The country's social safety net isn't the only net that's getting shredded in the budget battle. Somewhere in Senegal, the thin mesh that shields a poor family from a worldwide scourge faces an arguably deadlier cut.
As Republicans and Democrats propose cuts in programs that actually benefit their constituents, they agree there's one area of the budget that's not to be touched: the annual $3 billion subsidy taxpayers provide to the Israeli military.
After the Pittsburgh Steelers lost the Super Bowl, the NFL was stuck with thousands of pre-printed T-shirts heralding the Steelers as champs. The league donated them to World Vision. But is that smart aid?
Little thought has been given to how difficult it is for a fledgling democracy to flourish should its population be subject to a severe chronic food shortage. Nutritional instability can lead to political instability, and Egypt is more than half way there.
Health diplomacy must be institutionalized as a critical component of U.S. foreign policy. Global health is not a Republican issue or a Democrat issue. It is the moral responsibility and strategic concern of every freedom-loving citizen of the world.

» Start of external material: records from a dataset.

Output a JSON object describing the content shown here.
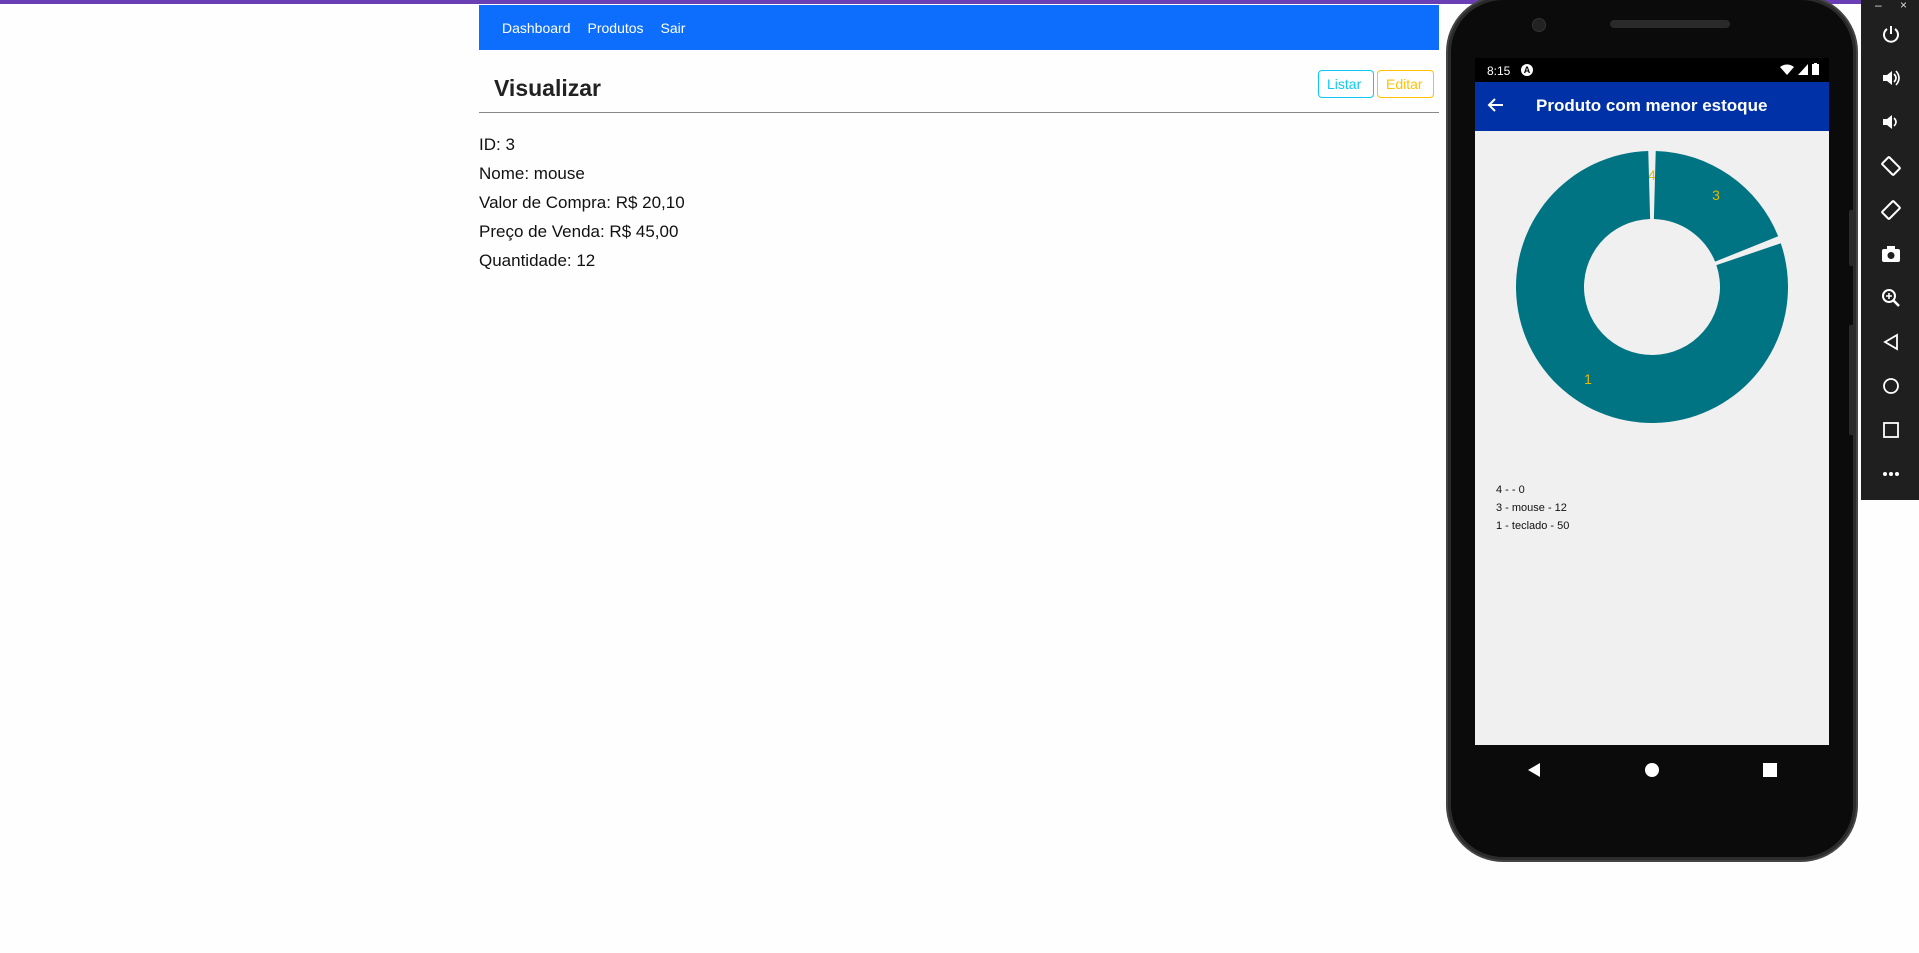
{
  "navbar": {
    "links": [
      "Dashboard",
      "Produtos",
      "Sair"
    ]
  },
  "page": {
    "title": "Visualizar",
    "buttons": {
      "listar": "Listar",
      "editar": "Editar"
    },
    "details": [
      "ID: 3",
      "Nome: mouse",
      "Valor de Compra: R$ 20,10",
      "Preço de Venda: R$ 45,00",
      "Quantidade: 12"
    ]
  },
  "phone": {
    "status_time": "8:15",
    "status_badge": "A",
    "app_title": "Produto com menor estoque",
    "legend": [
      "4 -  - 0",
      "3 - mouse - 12",
      "1 - teclado - 50"
    ]
  },
  "chart_data": {
    "type": "pie",
    "categories": [
      "4",
      "3",
      "1"
    ],
    "values": [
      0,
      12,
      50
    ],
    "slice_labels": [
      "4",
      "3",
      "1"
    ],
    "donut": true,
    "slice_color": "#007483",
    "label_color": "#e6b800"
  },
  "colors": {
    "navbar": "#0d6efd",
    "app_bar": "#0031a6",
    "listar": "#0dcaf0",
    "editar": "#ffc107"
  },
  "emulator": {
    "window_controls": [
      "–",
      "×"
    ],
    "icons": [
      "power-icon",
      "volume-up-icon",
      "volume-down-icon",
      "rotate-left-icon",
      "rotate-right-icon",
      "camera-icon",
      "zoom-icon",
      "back-icon",
      "home-icon",
      "overview-icon",
      "more-icon"
    ]
  }
}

It's time to confront the truth that even the British Empire's rule in Egypt led to a far more positive and civilized outcome than the despotic parasitism nurtured by the U.S. "alliance relationship" throughout the region.
Some would have us believe it was beyond the power of the Obama administration to stop the violence, because the leverage of the administration on the Egyptian military was limited. But this doesn't pass the laugh test.
This week, Garzón meets with Vice President Biden, Secretary of State Hillary Clinton and many members of Congress. Let's hope that our policymakers strategically press for real, sustained improvements in human rights.
As the donor community continues to debate foreign aid reform and the importance of "capacity building," I hope we remember that all elements of society have the potential to lead the development process.
We found a group of Haitians rebuilding their country in a sustainable, scalable model through decentralization. Unfortunately, foreign aid tends to overlook this in favour of short-term, surface relief.
No one knows where Haiti is headed, but the nation has survived other shock waves. The quake opened the next historical chapter, which began over two centuries ago when the black resistance made European empires tremble.